**Prompt**: Set down all of the entries precisely as they were written.

Records from a collection
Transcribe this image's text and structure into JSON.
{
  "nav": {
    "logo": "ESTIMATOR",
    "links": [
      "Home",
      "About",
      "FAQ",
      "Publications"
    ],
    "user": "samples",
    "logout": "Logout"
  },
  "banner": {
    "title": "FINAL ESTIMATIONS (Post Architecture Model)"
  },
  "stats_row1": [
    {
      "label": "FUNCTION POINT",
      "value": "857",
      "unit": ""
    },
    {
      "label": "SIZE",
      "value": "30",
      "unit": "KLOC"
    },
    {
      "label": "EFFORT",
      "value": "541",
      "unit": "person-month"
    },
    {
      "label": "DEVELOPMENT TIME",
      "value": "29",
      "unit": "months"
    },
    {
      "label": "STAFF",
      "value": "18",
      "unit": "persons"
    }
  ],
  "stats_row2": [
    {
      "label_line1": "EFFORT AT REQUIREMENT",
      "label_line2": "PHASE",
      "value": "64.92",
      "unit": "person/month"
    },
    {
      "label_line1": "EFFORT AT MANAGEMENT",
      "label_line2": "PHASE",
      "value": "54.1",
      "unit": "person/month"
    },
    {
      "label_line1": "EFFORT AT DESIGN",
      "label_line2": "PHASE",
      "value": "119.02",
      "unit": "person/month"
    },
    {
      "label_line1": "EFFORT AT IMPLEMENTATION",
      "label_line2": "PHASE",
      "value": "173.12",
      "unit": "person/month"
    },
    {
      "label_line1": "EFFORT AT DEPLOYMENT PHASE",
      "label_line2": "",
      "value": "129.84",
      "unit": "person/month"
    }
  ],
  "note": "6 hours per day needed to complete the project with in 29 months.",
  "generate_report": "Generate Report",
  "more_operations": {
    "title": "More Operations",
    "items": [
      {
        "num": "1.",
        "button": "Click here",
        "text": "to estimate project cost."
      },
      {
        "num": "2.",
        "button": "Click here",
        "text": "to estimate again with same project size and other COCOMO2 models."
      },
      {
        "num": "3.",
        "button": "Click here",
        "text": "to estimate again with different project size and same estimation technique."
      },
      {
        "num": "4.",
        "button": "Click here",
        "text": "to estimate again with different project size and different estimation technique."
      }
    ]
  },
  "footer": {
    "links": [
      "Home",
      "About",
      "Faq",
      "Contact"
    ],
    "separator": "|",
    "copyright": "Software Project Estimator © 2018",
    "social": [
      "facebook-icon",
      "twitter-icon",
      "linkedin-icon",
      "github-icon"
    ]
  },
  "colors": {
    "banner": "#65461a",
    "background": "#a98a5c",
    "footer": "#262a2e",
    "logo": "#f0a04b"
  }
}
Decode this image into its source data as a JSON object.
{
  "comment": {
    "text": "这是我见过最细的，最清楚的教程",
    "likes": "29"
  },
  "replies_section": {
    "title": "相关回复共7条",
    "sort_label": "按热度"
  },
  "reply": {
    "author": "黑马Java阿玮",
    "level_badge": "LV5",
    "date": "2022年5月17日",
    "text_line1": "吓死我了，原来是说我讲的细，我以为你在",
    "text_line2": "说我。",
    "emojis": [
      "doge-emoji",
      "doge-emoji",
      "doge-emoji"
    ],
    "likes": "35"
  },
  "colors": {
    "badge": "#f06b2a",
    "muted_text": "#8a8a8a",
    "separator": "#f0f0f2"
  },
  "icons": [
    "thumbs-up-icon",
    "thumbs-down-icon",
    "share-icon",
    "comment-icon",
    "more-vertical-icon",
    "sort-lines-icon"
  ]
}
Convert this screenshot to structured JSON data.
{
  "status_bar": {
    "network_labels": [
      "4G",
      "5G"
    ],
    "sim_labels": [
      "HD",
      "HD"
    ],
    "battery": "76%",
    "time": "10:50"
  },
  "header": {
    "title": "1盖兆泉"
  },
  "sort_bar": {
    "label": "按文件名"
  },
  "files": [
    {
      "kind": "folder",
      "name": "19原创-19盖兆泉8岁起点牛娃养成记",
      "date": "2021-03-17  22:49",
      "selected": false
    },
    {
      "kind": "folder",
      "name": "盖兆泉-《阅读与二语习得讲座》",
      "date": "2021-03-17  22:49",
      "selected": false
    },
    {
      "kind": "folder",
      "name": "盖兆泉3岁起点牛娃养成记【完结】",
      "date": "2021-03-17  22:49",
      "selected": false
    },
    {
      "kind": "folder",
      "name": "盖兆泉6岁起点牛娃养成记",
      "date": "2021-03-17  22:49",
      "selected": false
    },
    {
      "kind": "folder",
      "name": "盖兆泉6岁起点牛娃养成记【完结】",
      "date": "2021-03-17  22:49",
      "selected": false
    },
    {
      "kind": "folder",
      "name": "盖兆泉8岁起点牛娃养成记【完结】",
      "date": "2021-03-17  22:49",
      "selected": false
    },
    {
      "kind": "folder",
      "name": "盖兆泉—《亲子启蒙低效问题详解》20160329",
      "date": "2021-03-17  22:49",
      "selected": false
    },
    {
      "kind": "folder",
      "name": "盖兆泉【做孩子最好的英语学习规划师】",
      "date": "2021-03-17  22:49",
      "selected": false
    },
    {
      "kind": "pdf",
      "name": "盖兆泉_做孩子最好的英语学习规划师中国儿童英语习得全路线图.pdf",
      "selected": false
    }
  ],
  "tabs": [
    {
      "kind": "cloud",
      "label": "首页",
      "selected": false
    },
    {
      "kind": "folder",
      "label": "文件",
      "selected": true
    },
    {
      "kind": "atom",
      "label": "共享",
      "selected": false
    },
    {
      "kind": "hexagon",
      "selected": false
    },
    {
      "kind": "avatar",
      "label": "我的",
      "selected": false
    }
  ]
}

**Output below**:
Transcribe this image's text and structure into JSON.
{
  "nav": {
    "logo": "ESTIMATOR",
    "links": [
      "Home",
      "About",
      "FAQ",
      "Publications"
    ],
    "user": "samples",
    "logout": "Logout"
  },
  "banner": {
    "title": "FINAL ESTIMATIONS (Post Architecture Model)"
  },
  "stats_row1": [
    {
      "label": "FUNCTION POINT",
      "value": "857",
      "unit": ""
    },
    {
      "label": "SIZE",
      "value": "30",
      "unit": "KLOC"
    },
    {
      "label": "EFFORT",
      "value": "541",
      "unit": "person-month"
    },
    {
      "label": "DEVELOPMENT TIME",
      "value": "29",
      "unit": "months"
    },
    {
      "label": "STAFF",
      "value": "18",
      "unit": "persons"
    }
  ],
  "stats_row2": [
    {
      "label_line1": "EFFORT AT REQUIREMENT",
      "label_line2": "PHASE",
      "value": "64.92",
      "unit": "person/month"
    },
    {
      "label_line1": "EFFORT AT MANAGEMENT",
      "label_line2": "PHASE",
      "value": "54.1",
      "unit": "person/month"
    },
    {
      "label_line1": "EFFORT AT DESIGN",
      "label_line2": "PHASE",
      "value": "119.02",
      "unit": "person/month"
    },
    {
      "label_line1": "EFFORT AT IMPLEMENTATION",
      "label_line2": "PHASE",
      "value": "173.12",
      "unit": "person/month"
    },
    {
      "label_line1": "EFFORT AT DEPLOYMENT PHASE",
      "label_line2": "",
      "value": "129.84",
      "unit": "person/month"
    }
  ],
  "note": "6 hours per day needed to complete the project with in 29 months.",
  "generate_report": "Generate Report",
  "more_operations": {
    "title": "More Operations",
    "items": [
      {
        "num": "1.",
        "button": "Click here",
        "text": "to estimate project cost."
      },
      {
        "num": "2.",
        "button": "Click here",
        "text": "to estimate again with same project size and other COCOMO2 models."
      },
      {
        "num": "3.",
        "button": "Click here",
        "text": "to estimate again with different project size and same estimation technique."
      },
      {
        "num": "4.",
        "button": "Click here",
        "text": "to estimate again with different project size and different estimation technique."
      }
    ]
  },
  "footer": {
    "links": [
      "Home",
      "About",
      "Faq",
      "Contact"
    ],
    "separator": "|",
    "copyright": "Software Project Estimator © 2018",
    "social": [
      "facebook-icon",
      "twitter-icon",
      "linkedin-icon",
      "github-icon"
    ]
  },
  "colors": {
    "banner": "#65461a",
    "background": "#a98a5c",
    "footer": "#262a2e",
    "logo": "#f0a04b"
  }
}
Decode this image into its source data as a JSON object.
{
  "comment": {
    "text": "这是我见过最细的，最清楚的教程",
    "likes": "29"
  },
  "replies_section": {
    "title": "相关回复共7条",
    "sort_label": "按热度"
  },
  "reply": {
    "author": "黑马Java阿玮",
    "level_badge": "LV5",
    "date": "2022年5月17日",
    "text_line1": "吓死我了，原来是说我讲的细，我以为你在",
    "text_line2": "说我。",
    "emojis": [
      "doge-emoji",
      "doge-emoji",
      "doge-emoji"
    ],
    "likes": "35"
  },
  "colors": {
    "badge": "#f06b2a",
    "muted_text": "#8a8a8a",
    "separator": "#f0f0f2"
  },
  "icons": [
    "thumbs-up-icon",
    "thumbs-down-icon",
    "share-icon",
    "comment-icon",
    "more-vertical-icon",
    "sort-lines-icon"
  ]
}
Convert this screenshot to structured JSON data.
{
  "status_bar": {
    "network_labels": [
      "4G",
      "5G"
    ],
    "sim_labels": [
      "HD",
      "HD"
    ],
    "battery": "76%",
    "time": "10:50"
  },
  "header": {
    "title": "1盖兆泉"
  },
  "sort_bar": {
    "label": "按文件名"
  },
  "files": [
    {
      "kind": "folder",
      "name": "19原创-19盖兆泉8岁起点牛娃养成记",
      "date": "2021-03-17  22:49",
      "selected": false
    },
    {
      "kind": "folder",
      "name": "盖兆泉-《阅读与二语习得讲座》",
      "date": "2021-03-17  22:49",
      "selected": false
    },
    {
      "kind": "folder",
      "name": "盖兆泉3岁起点牛娃养成记【完结】",
      "date": "2021-03-17  22:49",
      "selected": false
    },
    {
      "kind": "folder",
      "name": "盖兆泉6岁起点牛娃养成记",
      "date": "2021-03-17  22:49",
      "selected": false
    },
    {
      "kind": "folder",
      "name": "盖兆泉6岁起点牛娃养成记【完结】",
      "date": "2021-03-17  22:49",
      "selected": false
    },
    {
      "kind": "folder",
      "name": "盖兆泉8岁起点牛娃养成记【完结】",
      "date": "2021-03-17  22:49",
      "selected": false
    },
    {
      "kind": "folder",
      "name": "盖兆泉—《亲子启蒙低效问题详解》20160329",
      "date": "2021-03-17  22:49",
      "selected": false
    },
    {
      "kind": "folder",
      "name": "盖兆泉【做孩子最好的英语学习规划师】",
      "date": "2021-03-17  22:49",
      "selected": false
    },
    {
      "kind": "pdf",
      "name": "盖兆泉_做孩子最好的英语学习规划师中国儿童英语习得全路线图.pdf",
      "selected": false
    }
  ],
  "tabs": [
    {
      "kind": "cloud",
      "label": "首页",
      "selected": false
    },
    {
      "kind": "folder",
      "label": "文件",
      "selected": true
    },
    {
      "kind": "atom",
      "label": "共享",
      "selected": false
    },
    {
      "kind": "hexagon",
      "selected": false
    },
    {
      "kind": "avatar",
      "label": "我的",
      "selected": false
    }
  ]
}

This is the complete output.